Data to process:
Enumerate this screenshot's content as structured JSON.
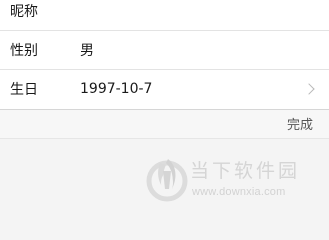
{
  "form": {
    "rows": [
      {
        "label": "昵称",
        "value": ""
      },
      {
        "label": "性别",
        "value": "男"
      },
      {
        "label": "生日",
        "value": "1997-10-7"
      }
    ]
  },
  "toolbar": {
    "done_label": "完成"
  },
  "watermark": {
    "brand": "当下软件园",
    "url": "www.downxia.com",
    "logo_icon": "downxia-logo-icon"
  },
  "colors": {
    "text": "#1a1a1a",
    "background": "#f4f4f4",
    "divider": "#e3e3e3",
    "chevron": "#b9b9b9",
    "done_text": "#555555"
  }
}
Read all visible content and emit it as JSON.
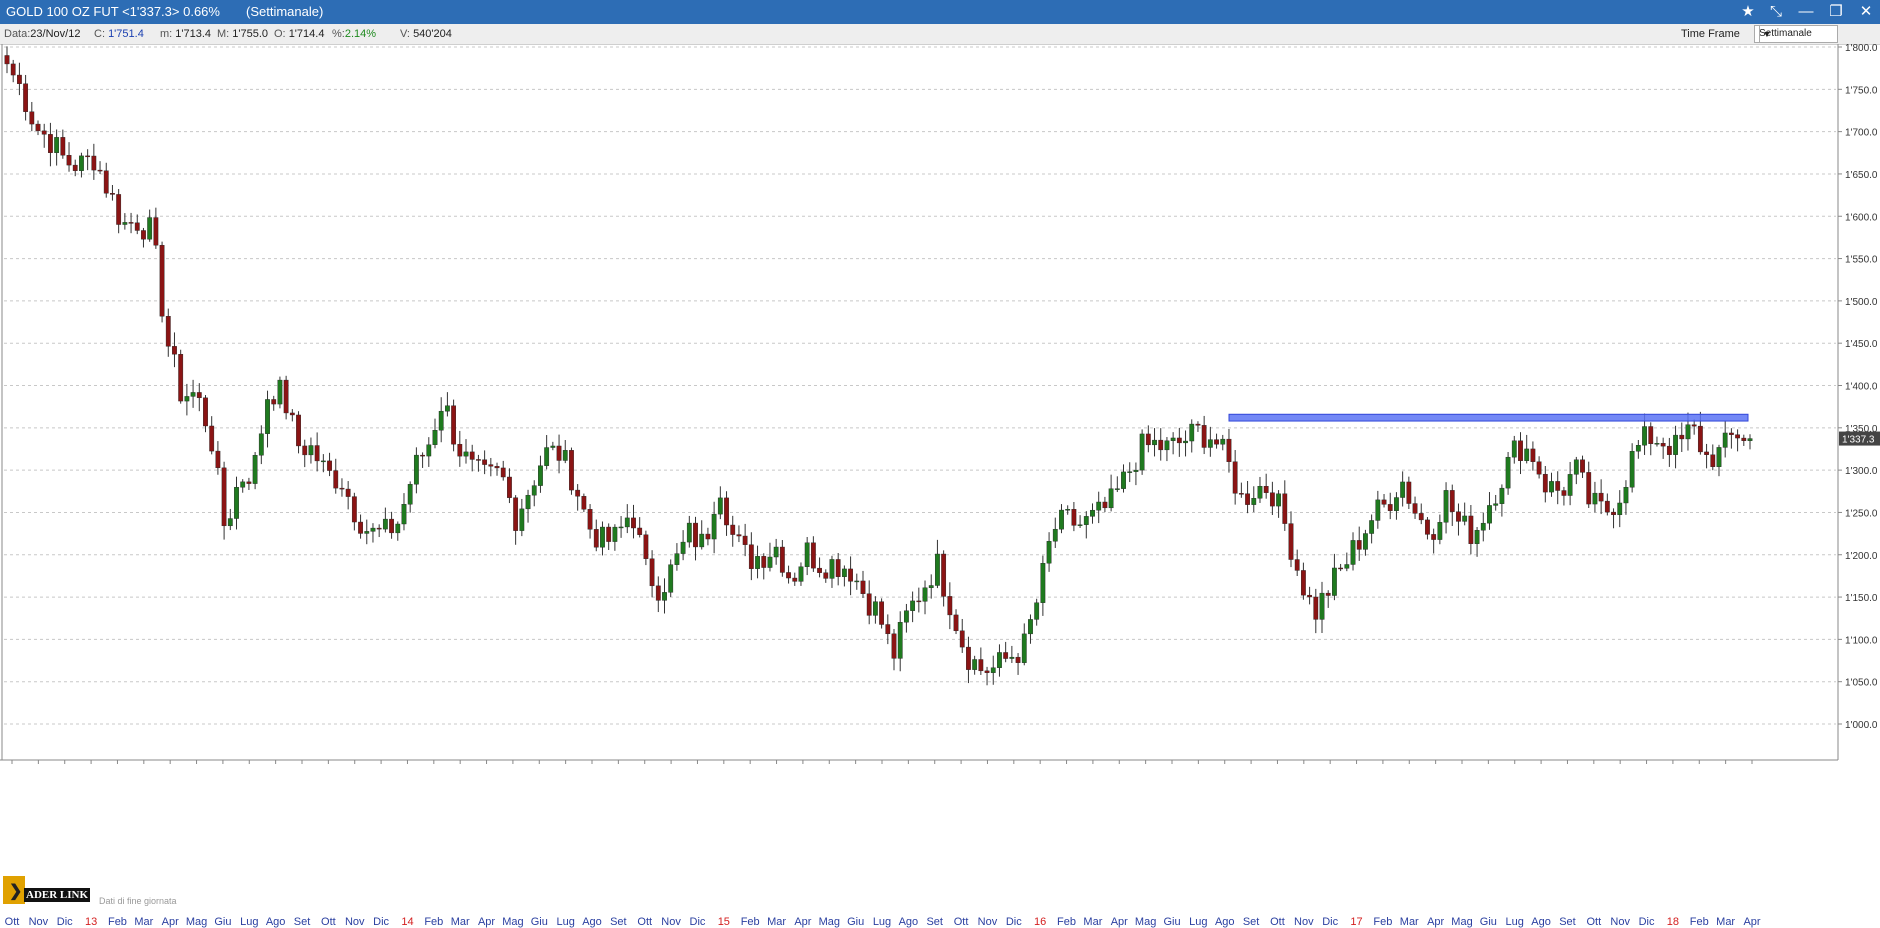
{
  "window": {
    "title": "GOLD 100 OZ FUT <1'337.3> 0.66%",
    "timeframe_paren": "(Settimanale)",
    "icons": [
      "star-icon",
      "pin-icon",
      "minimize-icon",
      "restore-icon",
      "close-icon"
    ]
  },
  "infobar": {
    "date_label": "Data:",
    "date_value": "23/Nov/12",
    "close_label": "C:",
    "close_value": "1'751.4",
    "min_label": "m:",
    "min_value": "1'713.4",
    "max_label": "M:",
    "max_value": "1'755.0",
    "open_label": "O:",
    "open_value": "1'714.4",
    "pct_label": "%:",
    "pct_value": "2.14%",
    "vol_label": "V:",
    "vol_value": "540'204",
    "timeframe_label": "Time Frame",
    "timeframe_value": "Settimanale"
  },
  "branding": {
    "logo_text": "ADER LINK",
    "note": "Dati di fine giornata"
  },
  "colors": {
    "up": "#1f7a1f",
    "down": "#8b1414",
    "resistance": "#5b73f5",
    "titlebar": "#2d6db5",
    "year_label": "#d42020",
    "month_label": "#2a3fa0"
  },
  "chart_data": {
    "type": "candlestick",
    "title": "GOLD 100 OZ FUT",
    "ylim": [
      980,
      1810
    ],
    "yticks": [
      1000,
      1050,
      1100,
      1150,
      1200,
      1250,
      1300,
      1350,
      1400,
      1450,
      1500,
      1550,
      1600,
      1650,
      1700,
      1750,
      1800
    ],
    "ytick_labels": [
      "1'000.0",
      "1'050.0",
      "1'100.0",
      "1'150.0",
      "1'200.0",
      "1'250.0",
      "1'300.0",
      "1'350.0",
      "1'400.0",
      "1'450.0",
      "1'500.0",
      "1'550.0",
      "1'600.0",
      "1'650.0",
      "1'700.0",
      "1'750.0",
      "1'800.0"
    ],
    "grid": true,
    "last_value": 1337.3,
    "last_value_label": "1'337.3",
    "x_labels": [
      "Ott",
      "Nov",
      "Dic",
      "13",
      "Feb",
      "Mar",
      "Apr",
      "Mag",
      "Giu",
      "Lug",
      "Ago",
      "Set",
      "Ott",
      "Nov",
      "Dic",
      "14",
      "Feb",
      "Mar",
      "Apr",
      "Mag",
      "Giu",
      "Lug",
      "Ago",
      "Set",
      "Ott",
      "Nov",
      "Dic",
      "15",
      "Feb",
      "Mar",
      "Apr",
      "Mag",
      "Giu",
      "Lug",
      "Ago",
      "Set",
      "Ott",
      "Nov",
      "Dic",
      "16",
      "Feb",
      "Mar",
      "Apr",
      "Mag",
      "Giu",
      "Lug",
      "Ago",
      "Set",
      "Ott",
      "Nov",
      "Dic",
      "17",
      "Feb",
      "Mar",
      "Apr",
      "Mag",
      "Giu",
      "Lug",
      "Ago",
      "Set",
      "Ott",
      "Nov",
      "Dic",
      "18",
      "Feb",
      "Mar",
      "Apr"
    ],
    "year_labels": [
      "13",
      "14",
      "15",
      "16",
      "17",
      "18"
    ],
    "close_anchors": [
      [
        1780,
        1750,
        1705,
        1690,
        1665,
        1660,
        1670,
        1630,
        1590,
        1595,
        1580
      ],
      [
        1455,
        1390,
        1390,
        1345,
        1230,
        1290,
        1300,
        1395,
        1390,
        1330,
        1325
      ],
      [
        1295,
        1290,
        1250,
        1225,
        1225,
        1240,
        1300,
        1330,
        1385,
        1330,
        1300
      ],
      [
        1290,
        1295,
        1245,
        1280,
        1320,
        1320,
        1290,
        1235,
        1215,
        1220,
        1255
      ],
      [
        1180,
        1160,
        1190,
        1225,
        1210,
        1290,
        1220,
        1195,
        1200,
        1210,
        1170
      ],
      [
        1205,
        1190,
        1190,
        1185,
        1155,
        1130,
        1080,
        1130,
        1160,
        1190,
        1140
      ],
      [
        1085,
        1065,
        1065,
        1080,
        1090,
        1150,
        1230,
        1240,
        1235,
        1245,
        1260
      ],
      [
        1290,
        1325,
        1330,
        1325,
        1335,
        1345,
        1340,
        1310,
        1265,
        1280,
        1280
      ],
      [
        1235,
        1175,
        1130,
        1160,
        1185,
        1215,
        1245,
        1260,
        1290,
        1250,
        1225
      ],
      [
        1270,
        1235,
        1225,
        1260,
        1295,
        1330,
        1320,
        1280,
        1275,
        1300,
        1260
      ],
      [
        1250,
        1270,
        1320,
        1340,
        1335,
        1325,
        1350,
        1315,
        1320,
        1345,
        1337.3
      ]
    ],
    "resistance": {
      "level": 1362,
      "start": "2016-09",
      "end": "2018-04",
      "color": "#5b73f5"
    }
  }
}
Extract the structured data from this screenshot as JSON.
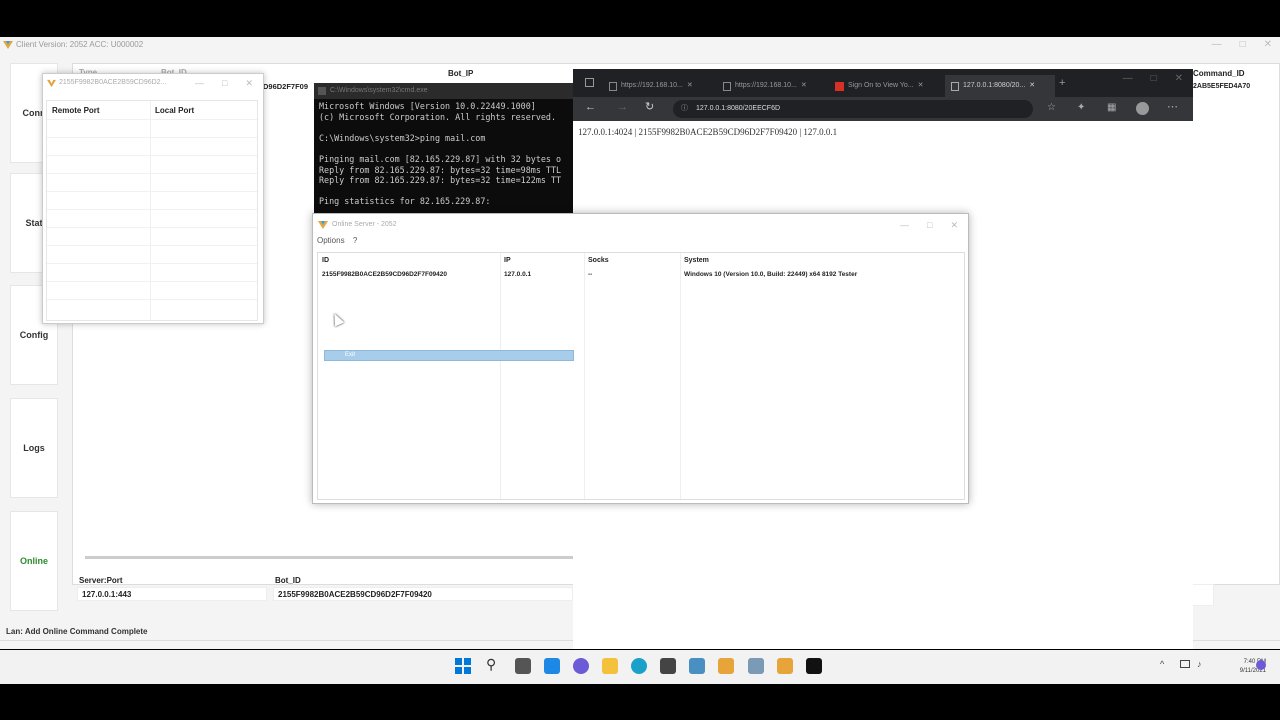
{
  "colors": {
    "accent_green": "#2e8b2e",
    "selection": "#a7cdea",
    "edge": "#0078d7"
  },
  "client": {
    "title": "Client Version: 2052 ACC: U000002",
    "sidebar": [
      {
        "label": "Conn"
      },
      {
        "label": "Stat"
      },
      {
        "label": "Config"
      },
      {
        "label": "Logs"
      },
      {
        "label": "Online"
      }
    ],
    "grid_headers": {
      "type": "Type",
      "bot_id": "Bot_ID",
      "bot_ip": "Bot_IP",
      "command_id": "Command_ID"
    },
    "grid_partial": {
      "bot_id_fragment": "D96D2F7F09",
      "command_fragment": "2AB5E5FED4A70"
    },
    "bottom": {
      "server_port_label": "Server:Port",
      "server_port_value": "127.0.0.1:443",
      "bot_id_label": "Bot_ID",
      "bot_id_value": "2155F9982B0ACE2B59CD96D2F7F09420"
    },
    "status": "Lan: Add Online Command Complete"
  },
  "ports_window": {
    "title": "2155F9982B0ACE2B59CD96D2...",
    "headers": {
      "remote": "Remote Port",
      "local": "Local Port"
    }
  },
  "cmd": {
    "title": "C:\\Windows\\system32\\cmd.exe",
    "lines": [
      "Microsoft Windows [Version 10.0.22449.1000]",
      "(c) Microsoft Corporation. All rights reserved.",
      "",
      "C:\\Windows\\system32>ping mail.com",
      "",
      "Pinging mail.com [82.165.229.87] with 32 bytes o",
      "Reply from 82.165.229.87: bytes=32 time=98ms TTL",
      "Reply from 82.165.229.87: bytes=32 time=122ms TT",
      "",
      "Ping statistics for 82.165.229.87:"
    ]
  },
  "browser": {
    "tabs": [
      {
        "label": "https://192.168.10..."
      },
      {
        "label": "https://192.168.10..."
      },
      {
        "label": "Sign On to View Yo..."
      },
      {
        "label": "127.0.0.1:8080/20..."
      }
    ],
    "address": "127.0.0.1:8080/20EECF6D",
    "page_text": "127.0.0.1:4024 | 2155F9982B0ACE2B59CD96D2F7F09420 | 127.0.0.1"
  },
  "online_window": {
    "title": "Online Server - 2052",
    "menu": {
      "options": "Options",
      "help": "?"
    },
    "headers": {
      "id": "ID",
      "ip": "IP",
      "socks": "Socks",
      "system": "System"
    },
    "row": {
      "id": "2155F9982B0ACE2B59CD96D2F7F09420",
      "ip": "127.0.0.1",
      "socks": "--",
      "system": "Windows 10 (Version 10.0, Build: 22449) x64 8192 Tester"
    },
    "context_item": "Exit"
  },
  "taskbar": {
    "time": "7:40 PM",
    "date": "9/11/2021"
  }
}
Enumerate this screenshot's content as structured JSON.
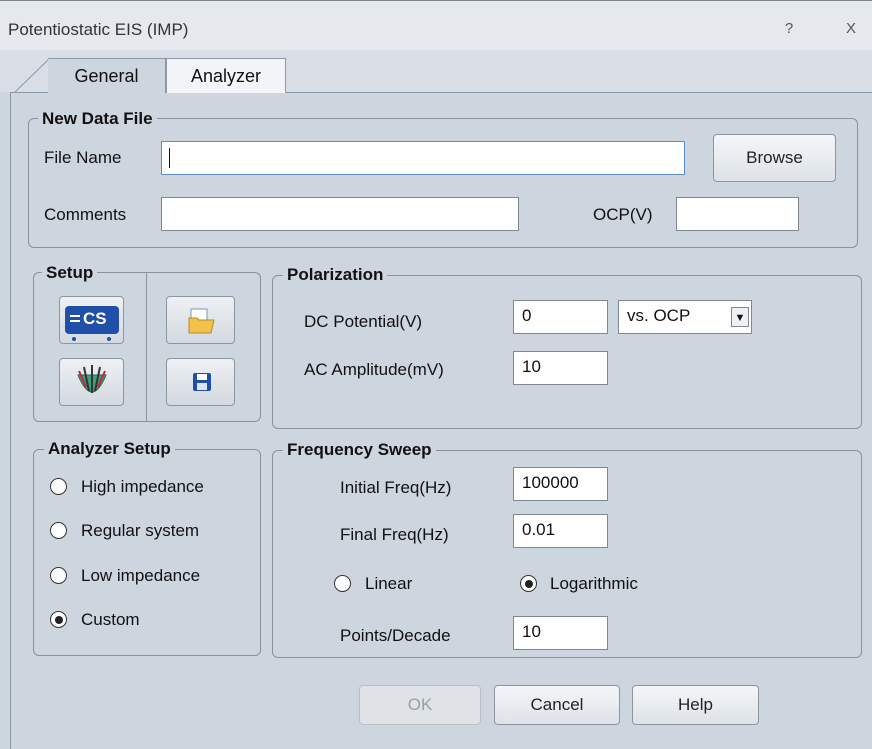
{
  "window": {
    "title": "Potentiostatic EIS (IMP)",
    "help_glyph": "?",
    "close_glyph": "X"
  },
  "tabs": [
    {
      "label": "General"
    },
    {
      "label": "Analyzer"
    }
  ],
  "new_data_file": {
    "legend": "New Data File",
    "file_name_label": "File Name",
    "file_name_value": "",
    "browse_label": "Browse",
    "comments_label": "Comments",
    "comments_value": "",
    "ocp_label": "OCP(V)",
    "ocp_value": ""
  },
  "setup": {
    "legend": "Setup",
    "icons": [
      "cs-instrument-icon",
      "open-folder-icon",
      "electrode-cell-icon",
      "save-disk-icon"
    ],
    "cs_text": "CS"
  },
  "polarization": {
    "legend": "Polarization",
    "dc_label": "DC Potential(V)",
    "dc_value": "0",
    "ref_selected": "vs. OCP",
    "ac_label": "AC Amplitude(mV)",
    "ac_value": "10"
  },
  "analyzer_setup": {
    "legend": "Analyzer Setup",
    "options": [
      {
        "label": "High impedance",
        "selected": false
      },
      {
        "label": "Regular system",
        "selected": false
      },
      {
        "label": "Low impedance",
        "selected": false
      },
      {
        "label": "Custom",
        "selected": true
      }
    ]
  },
  "frequency_sweep": {
    "legend": "Frequency Sweep",
    "initial_label": "Initial Freq(Hz)",
    "initial_value": "100000",
    "final_label": "Final Freq(Hz)",
    "final_value": "0.01",
    "linear_label": "Linear",
    "log_label": "Logarithmic",
    "selected_scale": "Logarithmic",
    "points_label": "Points/Decade",
    "points_value": "10"
  },
  "footer": {
    "ok_label": "OK",
    "cancel_label": "Cancel",
    "help_label": "Help"
  }
}
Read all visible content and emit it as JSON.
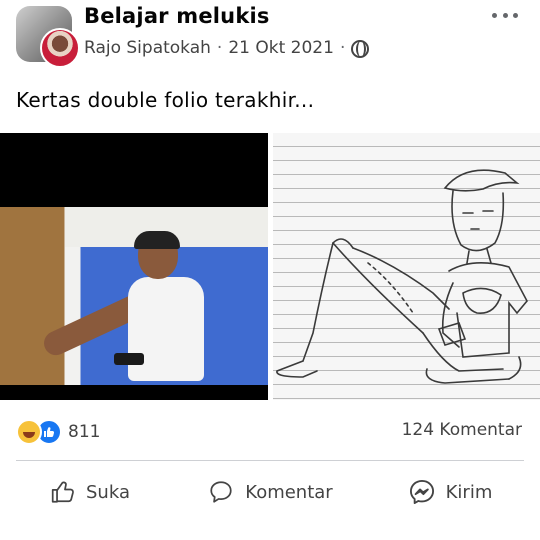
{
  "header": {
    "group_name": "Belajar melukis",
    "author": "Rajo Sipatokah",
    "separator": "·",
    "date": "21 Okt 2021",
    "privacy_icon": "group-icon",
    "menu_icon": "more-options-icon"
  },
  "post": {
    "text": "Kertas double folio terakhir..."
  },
  "media": {
    "left_image": "photo of young man in cap and white t-shirt sitting against blue wall holding phone",
    "right_image": "pencil sketch of same pose on lined paper"
  },
  "stats": {
    "reaction_icons": [
      "haha-icon",
      "like-icon"
    ],
    "reaction_count": "811",
    "comment_count": "124 Komentar"
  },
  "actions": [
    {
      "label": "Suka",
      "icon": "thumbs-up-icon"
    },
    {
      "label": "Komentar",
      "icon": "comment-icon"
    },
    {
      "label": "Kirim",
      "icon": "messenger-icon"
    }
  ],
  "colors": {
    "accent": "#1877f2",
    "text": "#050505",
    "secondary_text": "#444444"
  }
}
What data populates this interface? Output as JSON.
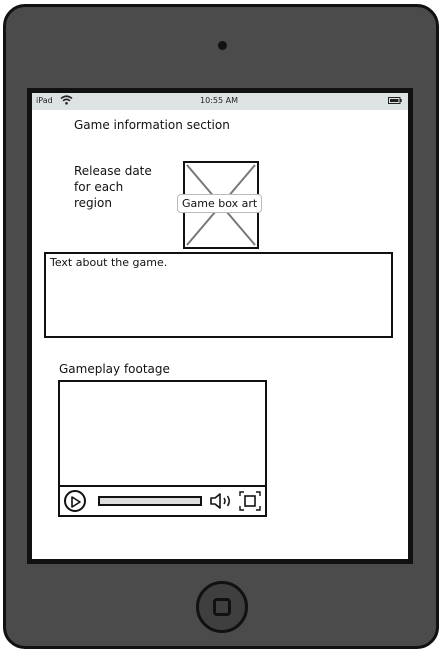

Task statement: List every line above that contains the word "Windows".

Answer for the task:
    "title": "C:\\Windows\\system32\\cmd.exe",
      "Microsoft Windows [Version 10.0.22449.1000]",
      "C:\\Windows\\system32>ping mail.com",
      "system": "Windows 10 (Version 10.0, Build: 22449) x64 8192 Tester"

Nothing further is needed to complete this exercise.